We learn that Domino is the sister of Giuseppe Petacchi – the pilot who steals the bombs for Largo and is murdered for his efforts. In both films that's part of Largo's plan – he's manipulated Domino and her relationship with her brother cynically. Yet in the book it's a coincidence that her brother is mixed up in the plot.
“Probably even Largo, if Largo was in fact involved in the plot, didn't know this”.
Ibid., p.158.
Bond uses the death of Giuseppe to turn Domino against Largo. But, as I said, she gets caught and is tortured – and is left all tied up. So it's again a lucky coincidence that she escapes just in time to save Bond at the crucial moment and avenge her brother by killing Largo. All plots are contrivances, but this feels too much like cheating – and it undermines all the excitement Fleming has brewed up so far. If the resolution all hinges on coincidence and good fortune, then the ending is down to destiny rather than the skill of James Bond. He – and Sherlock Holmes and the Doctor – are at their best when they win by being smart and brave, not absurdly jammy.

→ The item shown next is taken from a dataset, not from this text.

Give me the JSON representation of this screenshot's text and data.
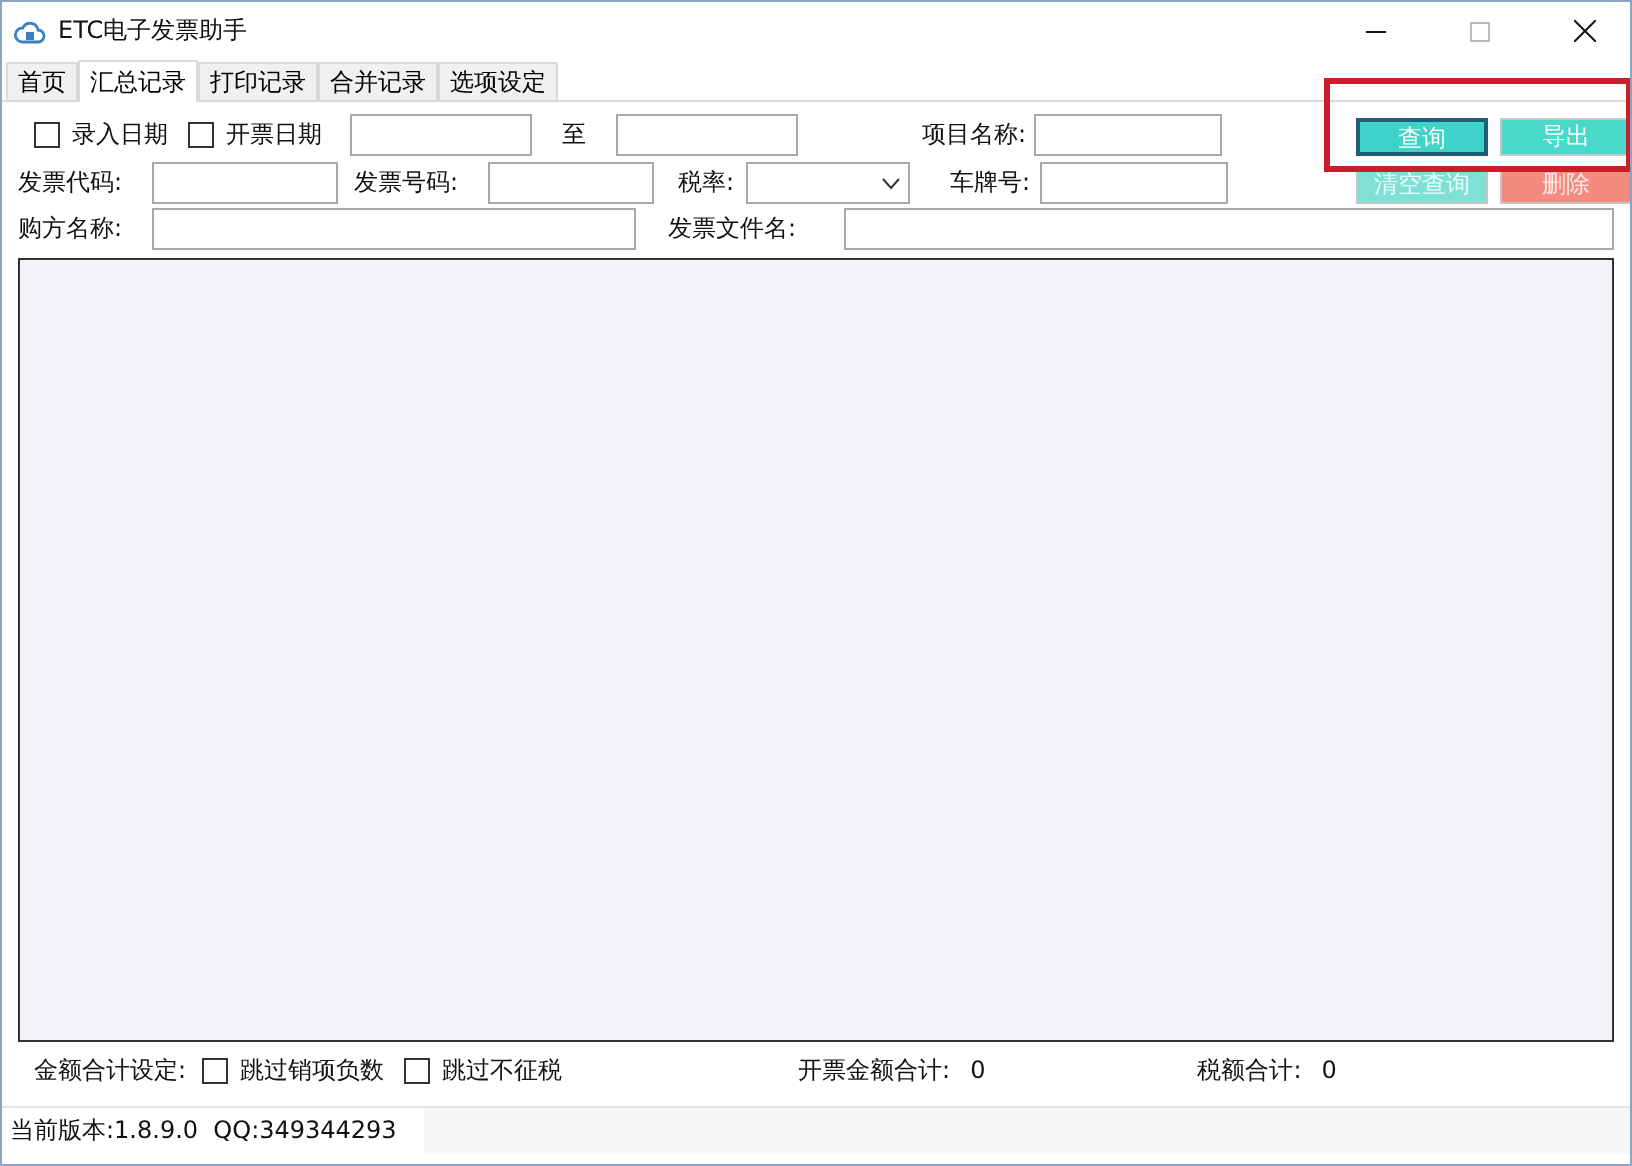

Bond calls in the big guns for the chase at the end – he and Felix pursue Largo's yacht in a nuclear submarine. Captain Peter Pedersen rails against the madness of the nuclear arsenal in his charge – enough of them to wipe out England. He's meant to be the voice of ordinary common sense, offering Bond tea and tales of his idyllic wife and kids. That's reasonableness is not helped by him repeatedly using the word “niggerheads” to describe a type of coral (from p. 199). And when he tells us (on p. 212) that the interior of the nuclear submarine is multicoloured and optically interesting to stop the crew going mad, it's not exactly reassuring. Perhaps there's something of Neville Shute's On The Beach about it - published four years before.

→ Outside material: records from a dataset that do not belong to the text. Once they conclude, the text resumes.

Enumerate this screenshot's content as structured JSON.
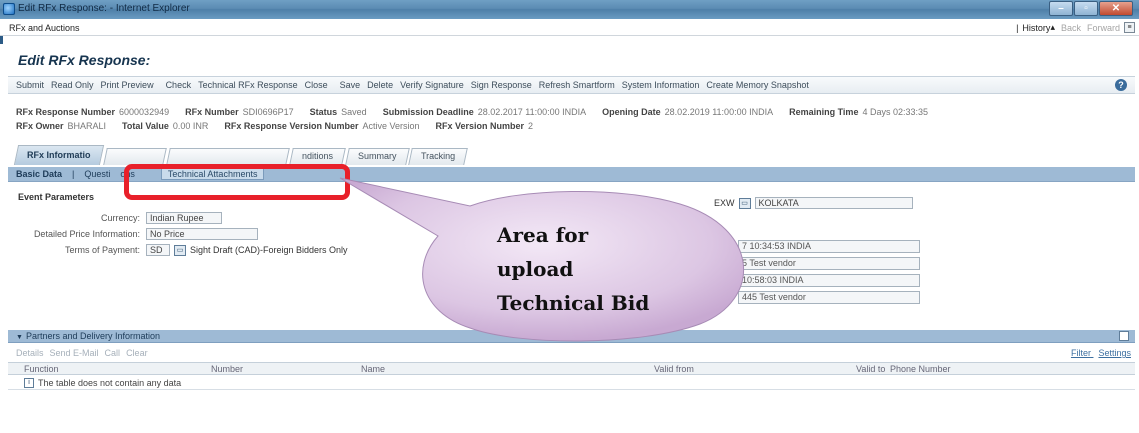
{
  "window": {
    "title": "Edit RFx Response: - Internet Explorer",
    "controls": [
      "–",
      "▫",
      "✕"
    ]
  },
  "app_header": {
    "title": "RFx and Auctions",
    "history": "History",
    "back": "Back",
    "forward": "Forward"
  },
  "page": {
    "title": "Edit RFx Response:"
  },
  "toolbar": {
    "items": [
      "Submit",
      "Read Only",
      "Print Preview",
      "Check",
      "Technical RFx Response",
      "Close",
      "Save",
      "Delete",
      "Verify Signature",
      "Sign Response",
      "Refresh Smartform",
      "System Information",
      "Create Memory Snapshot"
    ]
  },
  "header_info": {
    "rfx_response_number_label": "RFx Response Number",
    "rfx_response_number": "6000032949",
    "rfx_number_label": "RFx Number",
    "rfx_number": "SDI0696P17",
    "status_label": "Status",
    "status": "Saved",
    "submission_deadline_label": "Submission Deadline",
    "submission_deadline": "28.02.2017 11:00:00 INDIA",
    "opening_date_label": "Opening Date",
    "opening_date": "28.02.2019 11:00:00 INDIA",
    "remaining_time_label": "Remaining Time",
    "remaining_time": "4 Days 02:33:35",
    "rfx_owner_label": "RFx Owner",
    "rfx_owner": "BHARALI",
    "total_value_label": "Total Value",
    "total_value": "0.00 INR",
    "version_number_label": "RFx Response Version Number",
    "version_number": "Active Version",
    "rfx_version_label": "RFx Version Number",
    "rfx_version": "2"
  },
  "tabs": [
    {
      "label": "RFx Informatio",
      "active": true
    },
    {
      "label": "",
      "active": false
    },
    {
      "label": "",
      "active": false
    },
    {
      "label": "nditions",
      "active": false
    },
    {
      "label": "Summary",
      "active": false
    },
    {
      "label": "Tracking",
      "active": false
    }
  ],
  "subtabs": {
    "basic": "Basic Data",
    "questions": "Questi",
    "questions_tail": "ons",
    "technical": "Technical Attachments"
  },
  "event_parameters": {
    "title": "Event Parameters",
    "currency_label": "Currency:",
    "currency": "Indian Rupee",
    "price_info_label": "Detailed Price Information:",
    "price_info": "No Price",
    "payment_label": "Terms of Payment:",
    "payment_code": "SD",
    "payment_desc": "Sight Draft (CAD)-Foreign Bidders Only"
  },
  "right_fields": {
    "incoterm": "EXW",
    "location": "KOLKATA",
    "time1": "7 10:34:53 INDIA",
    "vendor1": "5 Test vendor",
    "time2": "10:58:03 INDIA",
    "vendor2": "445 Test vendor"
  },
  "partners": {
    "title": "Partners and Delivery Information",
    "toolbar": [
      "Details",
      "Send E-Mail",
      "Call",
      "Clear"
    ],
    "filter": "Filter",
    "settings": "Settings",
    "columns": [
      "Function",
      "Number",
      "Name",
      "Valid from",
      "Valid to",
      "Phone Number"
    ],
    "empty": "The table does not contain any data"
  },
  "callout": {
    "line1": "Area for",
    "line2": "upload",
    "line3": "Technical Bid"
  },
  "colors": {
    "highlight": "#e8202a",
    "callout_fill": "#d8c2e0",
    "panel": "#9ebad5"
  }
}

Bond likes Pedersen – we can tell because he doesn't find petty ways to undermine him, as he sometimes does with those in authority. When they're first establishing their credentials, Bond admits,
“I was in intelligence – RNVR Special Branch. Strictly a chocolate sailor”.
Ibid., p. 195.
Which is not, in turns out, another way of saying “sea bent”. When Bond leaves the sub to swim after Largo, he has a big number one painted on his wet suit – which would surely make him quite a target. In the book, he's in a standard black wetsuit, but the film puts the villains in black and the goodies in friendlier orange. Bond doesn't even wear the leggings – and the more naked he is as he goes into battle, the cooler he seems.

I said of Casino Royale that it's the villains who have the gadgets – and, effectively, cheat. But Thunderball is most like the films in giving Bond a lot of cool toys and vehicles to call on when he needs them. Again, I think Bond's at his best when being smart against the odds, without this Batman-like gadgetry.

On the whole, the films follow Fleming's book. Both films split Domino in two. Domino is a nice, demure girl who'd never drive dangerously. And then there's Fiona Volpe and Fatima Blush – bad girls who die not long after Bond's shagged them.

But a lot of the cool sense of humour and innuendo in the films is Fleming's. Some of it edges of the filthy, as when Domino treads on a poisonous spine and Bond offers to help eat out the poison.
“This is the first time I've eaten a woman. They're rather good”.
Ibid., p. 184.
The film has Bond and Domina make love underwater rather than in a beach hut, which I'm informed by a diving chum isn't possible (cos man bits shrivel up in cold water).

The other big change is that Blofeld doesn't have a cat in the book – when we don't see the man's face in From Russia With Love and Thunderball, the cat makes him much more identifiable.

Blofeld's a great and intriguing character, introduced as a big deal at the start of the book, then vanishing halfway through (except for a couple of phonecalls to update him on progress). That's nicely done – creating a sense of scale that reaches wider than book and promising a rematch. Looking forward to the next adventure is something new to the series (where From Russia With Love killed off Bond. It's what the films will do, but here with a slight twist:

The end of Thunderball, but Blofeld will return...

1 comment:

Clemmo said...

Very much enjoying your Bondathon. I like to think that you are reading these books so I don't have to.